[Start of section]
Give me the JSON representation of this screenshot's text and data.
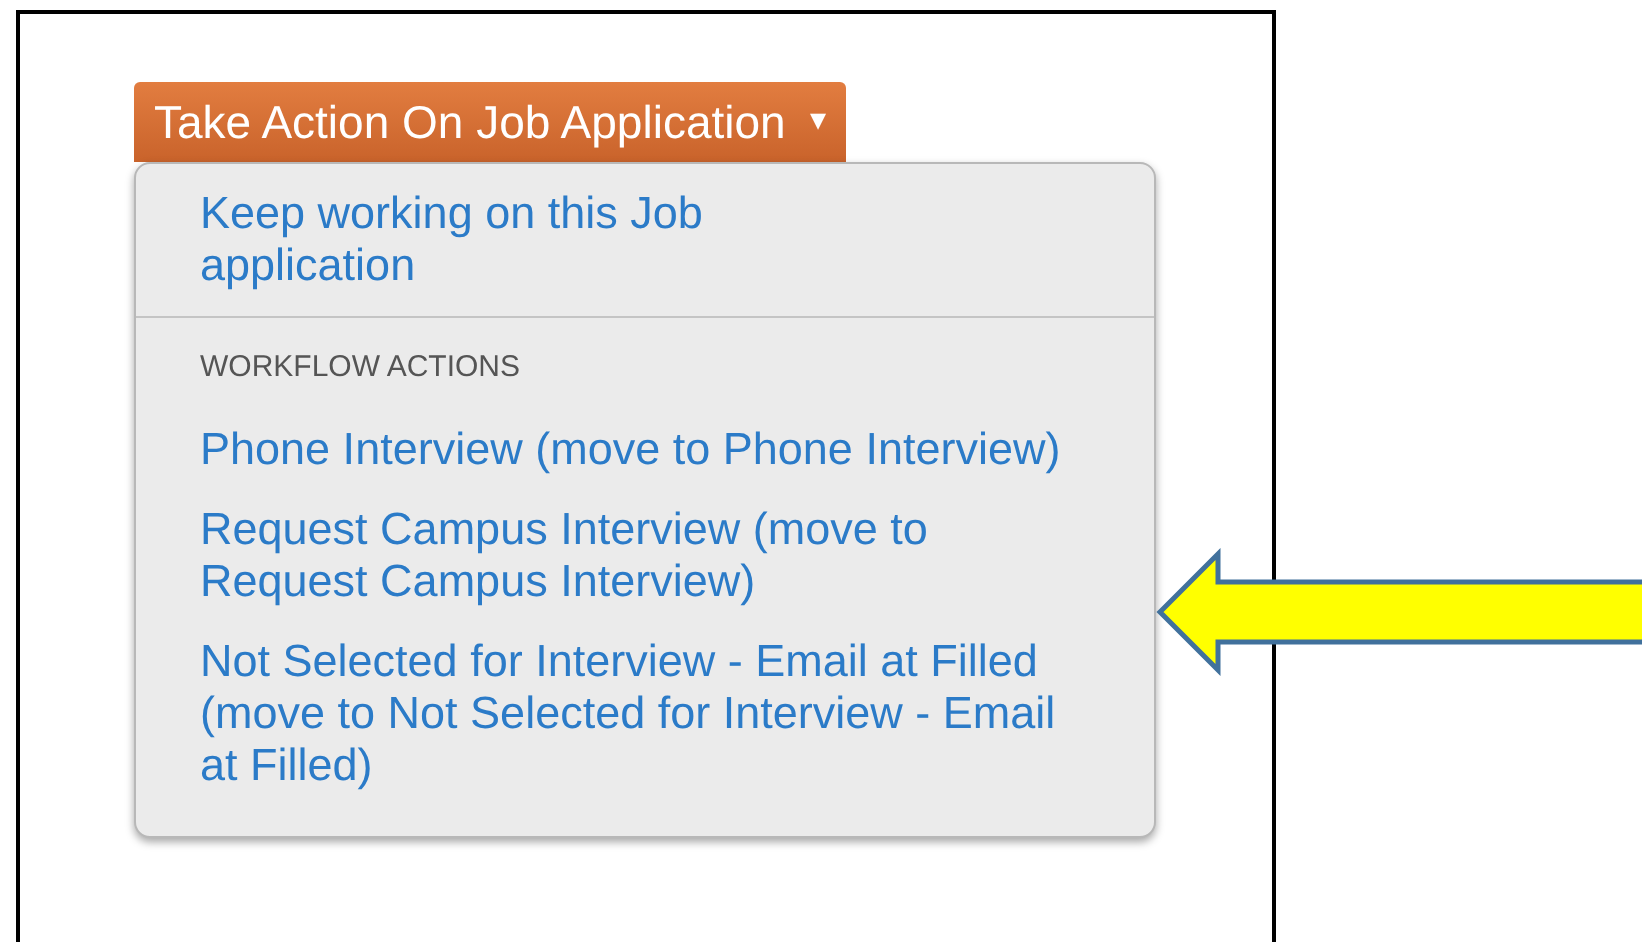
{
  "action_button": {
    "label": "Take Action On Job Application",
    "caret": "▾",
    "expanded": true
  },
  "menu": {
    "items": [
      {
        "kind": "link",
        "label": "Keep working on this Job application"
      },
      {
        "kind": "divider"
      },
      {
        "kind": "header",
        "label": "WORKFLOW ACTIONS"
      },
      {
        "kind": "link",
        "label": "Phone Interview (move to Phone Interview)"
      },
      {
        "kind": "link",
        "label": "Request Campus Interview (move to Request Campus Interview)"
      },
      {
        "kind": "link",
        "label": "Not Selected for Interview - Email at Filled (move to Not Selected for Interview - Email at Filled)"
      }
    ]
  }
}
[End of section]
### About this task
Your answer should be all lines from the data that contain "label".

### Exercise answer
    "label": "Take Action On Job Application",
        "label": "Keep working on this Job application"
        "label": "WORKFLOW ACTIONS"
        "label": "Phone Interview (move to Phone Interview)"
        "label": "Request Campus Interview (move to Request Campus Interview)"
        "label": "Not Selected for Interview - Email at Filled (move to Not Selected for Interview - Email at Filled)"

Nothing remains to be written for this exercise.